Attorney General Rob McKenna said, however, that the measure was not used until 2009.
McKenna said the Kohl-Welles bills would be a good start toward better enforcing anti-trafficking laws in the state.
“We have a lot of work to do this legislative session,” he told participants in a gathering. “The bills that you prioritize are the right choices and the right changes to the law.”
A 2008 report by the Washington State Task Force Against the Trafficking of Persons recommended that the state address trafficking by educating residents about the issue, providing legal aid to victims and making translation services available.
Kohl-Welles said she plans to introduce a bill next week that would eliminate the requirement that police investigators get consent from both parties being recorded to get recorded voice evidence for human-trafficking cases.
She said she still is working on the language of the bill, but she expected widespread support for the measure in the legislature.
Kohl-Welles also said she is working on another bill, to be introduced later, that would authorize trafficking victims to use state transitional housing.
Bradley Myles, director of the Washington, D.C.-based anti-trafficking group Polaris Project, said awareness and concern about the issue has grown in the past 10 years but added that state and federal law could be improved to more effectively react to the human-trafficking problem.

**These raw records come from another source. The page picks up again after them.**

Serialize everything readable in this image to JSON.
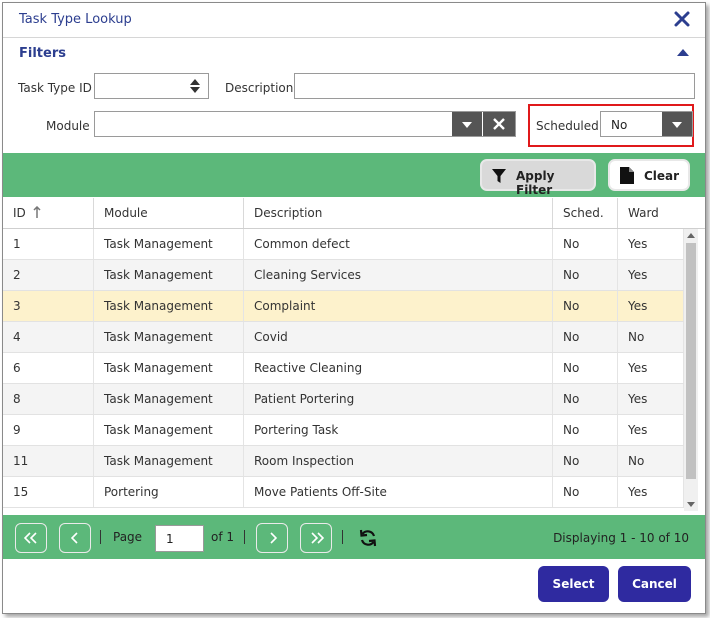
{
  "dialog": {
    "title": "Task Type Lookup"
  },
  "filters": {
    "heading": "Filters",
    "task_type_id_label": "Task Type ID",
    "task_type_id_value": "",
    "description_label": "Description",
    "description_value": "",
    "module_label": "Module",
    "module_value": "",
    "scheduled_label": "Scheduled",
    "scheduled_value": "No",
    "apply_label": "Apply Filter",
    "clear_label": "Clear"
  },
  "grid": {
    "columns": [
      "ID",
      "Module",
      "Description",
      "Sched.",
      "Ward"
    ],
    "rows": [
      {
        "id": "1",
        "module": "Task Management",
        "description": "Common defect",
        "sched": "No",
        "ward": "Yes"
      },
      {
        "id": "2",
        "module": "Task Management",
        "description": "Cleaning Services",
        "sched": "No",
        "ward": "Yes"
      },
      {
        "id": "3",
        "module": "Task Management",
        "description": "Complaint",
        "sched": "No",
        "ward": "Yes"
      },
      {
        "id": "4",
        "module": "Task Management",
        "description": "Covid",
        "sched": "No",
        "ward": "No"
      },
      {
        "id": "6",
        "module": "Task Management",
        "description": "Reactive Cleaning",
        "sched": "No",
        "ward": "Yes"
      },
      {
        "id": "8",
        "module": "Task Management",
        "description": "Patient Portering",
        "sched": "No",
        "ward": "Yes"
      },
      {
        "id": "9",
        "module": "Task Management",
        "description": "Portering Task",
        "sched": "No",
        "ward": "Yes"
      },
      {
        "id": "11",
        "module": "Task Management",
        "description": "Room Inspection",
        "sched": "No",
        "ward": "No"
      },
      {
        "id": "15",
        "module": "Portering",
        "description": "Move Patients Off-Site",
        "sched": "No",
        "ward": "Yes"
      }
    ],
    "selected_row_index": 2
  },
  "pager": {
    "page_label": "Page",
    "page_value": "1",
    "of_label": "of 1",
    "displaying": "Displaying 1 - 10 of 10"
  },
  "footer": {
    "select_label": "Select",
    "cancel_label": "Cancel"
  },
  "colors": {
    "accent": "#2c3e8f",
    "green_bar": "#5cb87a",
    "selected_row": "#fdf2cc",
    "primary_button": "#2f2aa0",
    "highlight_box": "#e0191b"
  }
}
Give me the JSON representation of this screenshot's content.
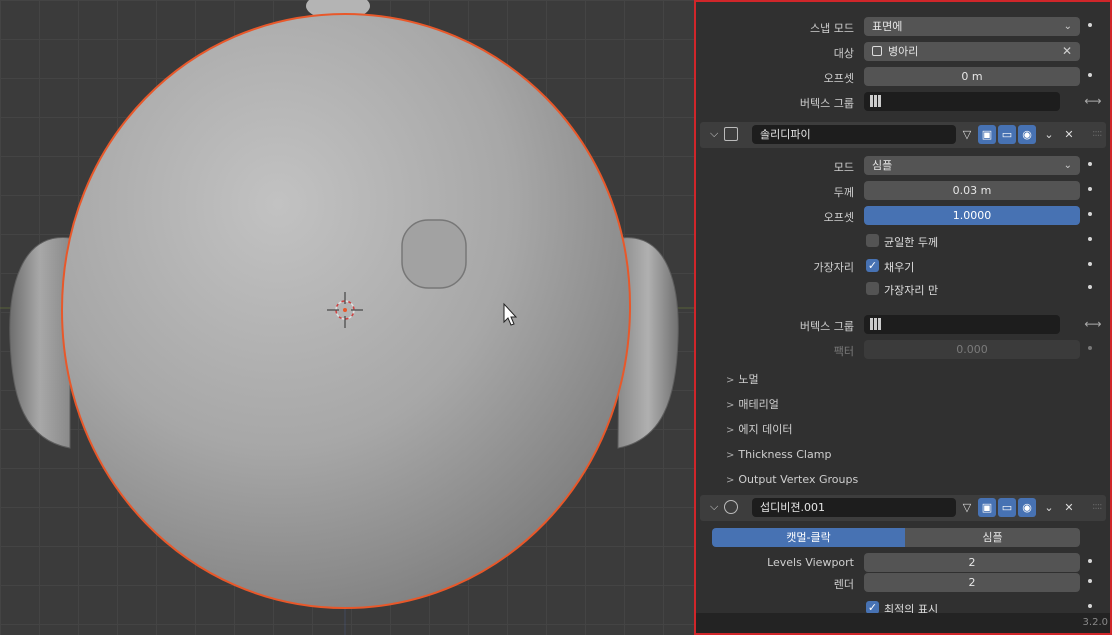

“The issue is hot right now,” Myles said. “We get to be part of this process of building a new body of law.”